Lincoln in the Bardo is told from the perspective of, essentially, a choir of ghosts after Abraham Lincoln’s son, Willie, dies. Willie is one of the ghosts. It’s a moving, experimental novel with Saunders’s signature wry sense of humor.

 

4 3 2 1 is similarly experimental, following Archibald Isaac Ferguson as his journey splits off into four divergent, simultaneous tales.

 

History of Wolves follows a teenage girl’s experience in a cult. The chilly Minnesota setting is just right.

 

Exit West is about refugees who can walk through doors in order to quickly, mysteriously get to other parts of the world.

 

Elmet follows a family who moves to Yorkshire’s West Riding, Elmet, but things take a distinctly medieval turn. As her debut, Mozley puts her Ph.D. (candidacy) in medieval history to use in Elmet.

 

Ali Smith’s Autumn is a post-Brexit novel, and marks her fourth time making the Man Booker shortlist in less than twenty years.

 

With some notable snubs (Colson Whitehead’s National Book Award and Pulitzer Prize-winning The Underground Railroad), and heavy focus on American writers, this year’s Man Booker shortlist is raising some eyebrows in the literary community. What’s not in doubt is the talent of these six writers. We’ll find out the winner of the £50,000 prize on October 17th. Until then, it’s time to catch up on these great reads!

 

 

Feature Images Via HuffPost, NY Daily News, MPR News, LA Times, Sky News, and Alchetron

The Man Booker Prize

Top 5 Man Booker Picks From the Last 5 Years

The longlist for the Man Booker Prize is here with some big names, including Zadie Smith, Arundhati Roy, and Paul Auster. We look back at some of our favorite nominees from the past five years.

 

2012

“The Unlikely Pilgrimage of Harold Fry” by Rachel Joyce

 

Book cover for The Unlikely Pilgrimage of Harold Fry

Image Courtesy of Amazon

 

Joyce’s novel made the long-list this time five years ago, and is the charming tale of an elderly gentleman, Harold Fry, and the journey he somewhat unwittingly embarks on in order to visit a dying friend. The book won the National Book Award in the UK for New Writer of the Year.

 

2013

“A Tale for the Time Being” by Ruth Ozeki 

 

Cover for A Tale for the Time Being

Image Courtesy of Amazon

 

Ozeki’s wide reaching tale spans across time and oceans to tell the tale of bullied 16 year old Nao in Tokyo, her grandmother who was a Buddhist nun, and the novelist named Ruth who discovers Nao’s writing washed up on the beach after the 2011 tsunami. This brilliantly colorful, inventive novel won the 2013 Los Angeles Times Book Prize for Fiction.

 

2014

“The Lives of Others” by Neel Mukherjee

 

Cover for The Lives of Others

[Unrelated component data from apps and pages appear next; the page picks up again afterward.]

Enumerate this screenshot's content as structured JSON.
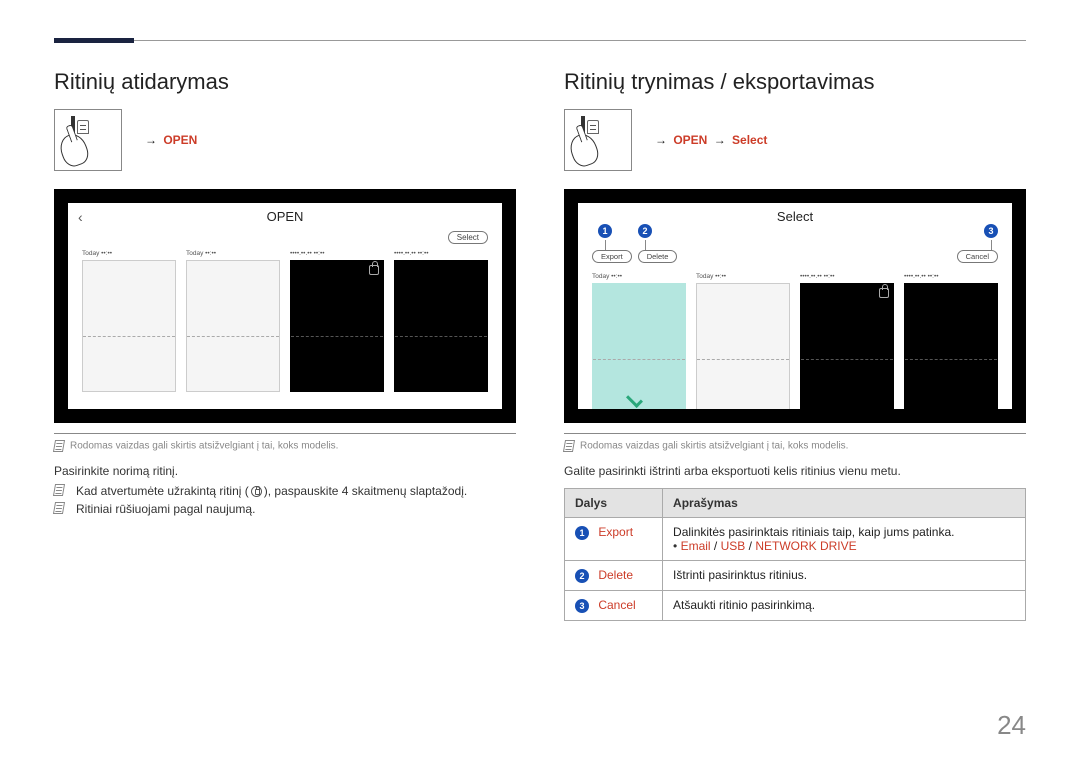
{
  "pageNumber": "24",
  "left": {
    "title": "Ritinių atidarymas",
    "path": {
      "arrow": "→",
      "open": "OPEN"
    },
    "screen": {
      "back": "‹",
      "header": "OPEN",
      "selectBtn": "Select",
      "rolls": [
        {
          "label": "Today ••:••"
        },
        {
          "label": "Today ••:••"
        },
        {
          "label": "••••.••.•• ••:••"
        },
        {
          "label": "••••.••.•• ••:••"
        }
      ]
    },
    "note": "Rodomas vaizdas gali skirtis atsižvelgiant į tai, koks modelis.",
    "body": "Pasirinkite norimą ritinį.",
    "bullet1a": "Kad atvertumėte užrakintą ritinį (",
    "bullet1b": "), paspauskite 4 skaitmenų slaptažodį.",
    "bullet2": "Ritiniai rūšiuojami pagal naujumą."
  },
  "right": {
    "title": "Ritinių trynimas / eksportavimas",
    "path": {
      "arrow": "→",
      "open": "OPEN",
      "select": "Select"
    },
    "screen": {
      "header": "Select",
      "exportBtn": "Export",
      "deleteBtn": "Delete",
      "cancelBtn": "Cancel",
      "callouts": {
        "c1": "1",
        "c2": "2",
        "c3": "3"
      },
      "rolls": [
        {
          "label": "Today ••:••"
        },
        {
          "label": "Today ••:••"
        },
        {
          "label": "••••.••.•• ••:••"
        },
        {
          "label": "••••.••.•• ••:••"
        }
      ]
    },
    "note": "Rodomas vaizdas gali skirtis atsižvelgiant į tai, koks modelis.",
    "body": "Galite pasirinkti ištrinti arba eksportuoti kelis ritinius vienu metu.",
    "table": {
      "headers": {
        "parts": "Dalys",
        "desc": "Aprašymas"
      },
      "rows": [
        {
          "num": "1",
          "label": "Export",
          "desc1": "Dalinkitės pasirinktais ritiniais taip, kaip jums patinka.",
          "desc2_email": "Email",
          "desc2_sep": " / ",
          "desc2_usb": "USB",
          "desc2_net": "NETWORK DRIVE"
        },
        {
          "num": "2",
          "label": "Delete",
          "desc": "Ištrinti pasirinktus ritinius."
        },
        {
          "num": "3",
          "label": "Cancel",
          "desc": "Atšaukti ritinio pasirinkimą."
        }
      ]
    }
  }
}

Image Courtesy of Neel Mukherjee

 

Set in India, this novel is an examination of the hierarchy, both literal and figurative, within the Ghosh family who all live on different floors of a house, according to their status. Bitter rivalries threaten the family structure, and the oldest grandchild’s involvement in extremist political activism further endangers the family structure. The novel won the 2014 Encore Award. 

 

2015

“The Year of the Runaways” by Sanjeev Sahota

 

Cover for The Year of the Runaways

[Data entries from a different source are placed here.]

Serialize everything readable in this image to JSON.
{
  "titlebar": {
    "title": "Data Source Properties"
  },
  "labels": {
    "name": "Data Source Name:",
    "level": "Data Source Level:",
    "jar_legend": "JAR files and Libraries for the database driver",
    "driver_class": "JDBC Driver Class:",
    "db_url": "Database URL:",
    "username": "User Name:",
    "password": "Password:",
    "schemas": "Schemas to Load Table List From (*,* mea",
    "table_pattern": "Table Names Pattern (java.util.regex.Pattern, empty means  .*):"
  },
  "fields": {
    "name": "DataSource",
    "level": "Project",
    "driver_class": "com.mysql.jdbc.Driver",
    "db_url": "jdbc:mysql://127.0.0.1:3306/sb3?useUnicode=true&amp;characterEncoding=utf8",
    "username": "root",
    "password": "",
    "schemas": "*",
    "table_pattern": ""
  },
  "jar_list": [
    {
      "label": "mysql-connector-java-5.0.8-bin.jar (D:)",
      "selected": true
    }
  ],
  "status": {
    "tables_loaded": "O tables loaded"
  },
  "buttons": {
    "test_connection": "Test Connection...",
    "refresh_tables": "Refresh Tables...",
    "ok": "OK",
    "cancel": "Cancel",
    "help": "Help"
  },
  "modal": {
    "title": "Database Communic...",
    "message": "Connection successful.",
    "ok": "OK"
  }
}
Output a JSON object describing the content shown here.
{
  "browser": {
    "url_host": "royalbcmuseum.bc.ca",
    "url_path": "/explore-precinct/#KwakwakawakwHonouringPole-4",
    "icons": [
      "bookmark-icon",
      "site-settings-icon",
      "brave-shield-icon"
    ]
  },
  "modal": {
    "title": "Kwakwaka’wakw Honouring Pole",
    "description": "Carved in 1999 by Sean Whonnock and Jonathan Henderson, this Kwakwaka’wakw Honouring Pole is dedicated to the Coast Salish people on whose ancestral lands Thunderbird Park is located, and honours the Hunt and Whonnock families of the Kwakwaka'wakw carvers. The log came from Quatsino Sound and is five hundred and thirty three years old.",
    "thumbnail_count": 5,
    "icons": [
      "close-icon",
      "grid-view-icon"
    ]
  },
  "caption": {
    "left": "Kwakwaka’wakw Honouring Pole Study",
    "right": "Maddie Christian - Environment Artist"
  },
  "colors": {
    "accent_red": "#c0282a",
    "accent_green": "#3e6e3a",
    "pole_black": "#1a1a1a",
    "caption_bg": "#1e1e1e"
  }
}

Image Courtesy of Amazon

 

Sahota, one of Granta’s Best of Young British Novelists, his second novel deals with immigrants coming from India to Britain, and spans many countries and characters. Taking place over the course of one year, the lives of the four principal characters become irrevocably entwined. The book won the European Prize for Literature in 2017.

 

2016

“Do Not Say We Have Nothing” by Madeleine Thein

 

Cover for Do Not Say We Have Nothing

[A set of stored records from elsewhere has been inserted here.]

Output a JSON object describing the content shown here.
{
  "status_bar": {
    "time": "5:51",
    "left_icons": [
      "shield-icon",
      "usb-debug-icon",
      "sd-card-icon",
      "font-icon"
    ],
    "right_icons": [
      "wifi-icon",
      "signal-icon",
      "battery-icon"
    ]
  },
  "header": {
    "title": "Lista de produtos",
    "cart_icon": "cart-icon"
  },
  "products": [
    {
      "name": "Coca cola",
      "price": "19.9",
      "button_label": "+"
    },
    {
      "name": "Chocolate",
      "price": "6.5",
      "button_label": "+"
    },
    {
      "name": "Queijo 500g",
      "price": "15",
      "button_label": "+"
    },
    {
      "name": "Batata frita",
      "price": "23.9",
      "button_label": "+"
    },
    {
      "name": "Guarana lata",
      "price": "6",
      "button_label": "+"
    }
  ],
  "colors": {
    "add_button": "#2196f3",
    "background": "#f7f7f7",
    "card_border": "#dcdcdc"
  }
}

Image Courtesy of Goodreads

 

Winner of the 2016 Scotiabank Giller Prize, this novel follows two generations of a family: the parents who lived through Mao’s Cultural Revolution, and their children, the students who protested in Tiananmen Square. The story focuses on a young woman Marie, and her friend Ai-Ming. Through their friendship, Marie attempts to piece together the tale of her family in present-day Vancouver. 

 

Featured Image Courtesy of the Peabody Institute Library